The element is in place, but certain aspects of the legal implementation of the element need improvement.   The lack of an explicit exception in the banking law for disclosure of information to the tax authorities leaves some uncertainty in the application of the laws that may prevent affect effective exchange of information.  Georgia should ensure that the absence of an explicit exception to the confidentiality rules in the Law on Activities of Commercial Banking does not inhibit effective exchange of information.  
The scope of legal professional secrecy found in the domestic legislation is broader than the international standard as it is not limited to “confidential communications” between a client and an advocate, but it extends to any information which became known to the advocate during the exercise of legal practice.  Georgia should ensure that the scope of legal professional secrecy is consistent with the standard. 
The rights and safeguards (e.g. notification, appeal rights) that apply to persons in the requested jurisdiction should be compatible with effective exchange of information. (ToR B.2)
Determination Factors Recommendations
The element is in place.      
Exchange of information mechanisms should provide for effective exchange of information. (ToR C.1)
Determination Factors Recommendations
The element is in place, but certain aspects of the legal implementation of the element need improvement.   The lack of an explicit exception in the banking law for disclosure of information to the tax authorities leaves some uncertainty in the application of the laws that may affect effective exchange of information.  Georgia should ensure that the absence of an explicit exception to the confidentiality rules in the Law on Activities of Commercial Banking does not prevent its EOI agreements from being given full effect. 
The jurisdictions' network of information exchange mechanisms should cover all relevant partners. (ToR C.2)
Determination Factors Recommendations
The element is in place.     Georgia should continue to develop its exchange of information network with all relevant partners. 
The jurisdictions' mechanisms for exchange of information should have adequate provisions to ensure the confidentiality of information received. (ToR C.3)

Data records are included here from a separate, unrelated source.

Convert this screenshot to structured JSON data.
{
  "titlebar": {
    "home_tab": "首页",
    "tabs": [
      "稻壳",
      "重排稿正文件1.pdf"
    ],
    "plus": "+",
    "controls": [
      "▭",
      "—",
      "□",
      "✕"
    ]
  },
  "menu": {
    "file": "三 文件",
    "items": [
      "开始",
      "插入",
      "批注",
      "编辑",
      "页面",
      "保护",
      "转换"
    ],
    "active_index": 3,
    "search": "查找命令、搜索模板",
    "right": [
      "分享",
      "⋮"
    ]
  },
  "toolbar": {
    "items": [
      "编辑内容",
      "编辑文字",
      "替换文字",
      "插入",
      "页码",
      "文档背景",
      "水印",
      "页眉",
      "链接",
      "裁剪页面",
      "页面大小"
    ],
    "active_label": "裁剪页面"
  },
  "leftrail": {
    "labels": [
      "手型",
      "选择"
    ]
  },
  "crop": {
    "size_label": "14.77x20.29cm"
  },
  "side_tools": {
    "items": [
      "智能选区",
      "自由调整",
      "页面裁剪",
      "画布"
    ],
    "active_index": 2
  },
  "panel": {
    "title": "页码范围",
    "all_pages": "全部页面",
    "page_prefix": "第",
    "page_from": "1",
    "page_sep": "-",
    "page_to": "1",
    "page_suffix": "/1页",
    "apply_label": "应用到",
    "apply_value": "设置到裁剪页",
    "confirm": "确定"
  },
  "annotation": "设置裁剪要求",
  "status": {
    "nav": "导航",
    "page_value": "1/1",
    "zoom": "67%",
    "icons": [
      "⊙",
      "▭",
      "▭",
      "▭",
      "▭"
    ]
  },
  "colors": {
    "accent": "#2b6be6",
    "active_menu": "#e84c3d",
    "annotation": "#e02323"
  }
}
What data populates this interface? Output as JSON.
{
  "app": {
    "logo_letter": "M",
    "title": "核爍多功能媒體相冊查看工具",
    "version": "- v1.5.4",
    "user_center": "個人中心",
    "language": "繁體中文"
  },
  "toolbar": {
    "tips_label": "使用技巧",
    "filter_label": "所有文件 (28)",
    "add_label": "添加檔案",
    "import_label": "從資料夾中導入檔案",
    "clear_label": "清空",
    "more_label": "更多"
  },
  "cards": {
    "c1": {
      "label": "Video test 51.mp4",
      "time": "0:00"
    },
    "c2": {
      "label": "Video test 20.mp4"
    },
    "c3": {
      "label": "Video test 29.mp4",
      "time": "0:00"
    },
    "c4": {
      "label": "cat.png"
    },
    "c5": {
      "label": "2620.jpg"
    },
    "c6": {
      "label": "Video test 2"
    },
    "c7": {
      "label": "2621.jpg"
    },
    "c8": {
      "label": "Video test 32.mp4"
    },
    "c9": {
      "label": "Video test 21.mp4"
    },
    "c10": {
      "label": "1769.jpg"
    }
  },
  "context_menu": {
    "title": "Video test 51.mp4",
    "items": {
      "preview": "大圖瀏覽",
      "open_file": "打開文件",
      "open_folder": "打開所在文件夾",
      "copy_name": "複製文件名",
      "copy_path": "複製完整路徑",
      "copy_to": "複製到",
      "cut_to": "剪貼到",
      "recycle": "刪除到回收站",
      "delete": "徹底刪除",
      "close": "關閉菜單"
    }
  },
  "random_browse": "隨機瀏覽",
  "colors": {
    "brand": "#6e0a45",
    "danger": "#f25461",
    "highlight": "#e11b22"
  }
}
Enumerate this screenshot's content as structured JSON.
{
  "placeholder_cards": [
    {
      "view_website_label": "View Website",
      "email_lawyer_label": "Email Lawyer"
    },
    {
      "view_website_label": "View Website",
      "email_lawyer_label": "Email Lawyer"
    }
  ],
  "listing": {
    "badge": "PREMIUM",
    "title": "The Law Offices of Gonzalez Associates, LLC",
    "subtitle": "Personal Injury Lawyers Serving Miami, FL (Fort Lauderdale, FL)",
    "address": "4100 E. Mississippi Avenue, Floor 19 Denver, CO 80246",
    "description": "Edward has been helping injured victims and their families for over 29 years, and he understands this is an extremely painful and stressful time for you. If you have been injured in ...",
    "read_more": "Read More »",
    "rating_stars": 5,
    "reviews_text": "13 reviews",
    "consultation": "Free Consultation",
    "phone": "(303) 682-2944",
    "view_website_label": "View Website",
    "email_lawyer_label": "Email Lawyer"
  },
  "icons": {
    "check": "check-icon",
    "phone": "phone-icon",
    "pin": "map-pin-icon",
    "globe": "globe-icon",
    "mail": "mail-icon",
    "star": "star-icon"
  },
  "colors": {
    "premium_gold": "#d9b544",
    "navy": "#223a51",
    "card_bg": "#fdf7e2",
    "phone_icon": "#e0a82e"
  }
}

Determination Factors Recommendations
The element is in place.      
The exchange of information mechanisms should respect the rights and safeguards of taxpayers and third parties. (ToR C.4)
Determination Factors Recommendations
The element is in place.   The EOI agreements of Georgia do not define the term "professional secret" and the scope of legal professional secrecy found in the domestic legislation would be applicable. This is broader than the international standard as it is not limited to “confidential communications” between a client and an advocate, but it extends to any information which became known to the advocate during the exercise of legal practice.  Georgia should ensure that the scope of legal professional secrecy is consistent with the standard. 
The jurisdiction should provide information under its network of agreements in a timely manner. (ToR C.5)
Determination Factors Recommendations
The assessment team is not in a position to evaluate whether this element is in place, as it involves issues of practice that are dealt with in the Phase 2 review.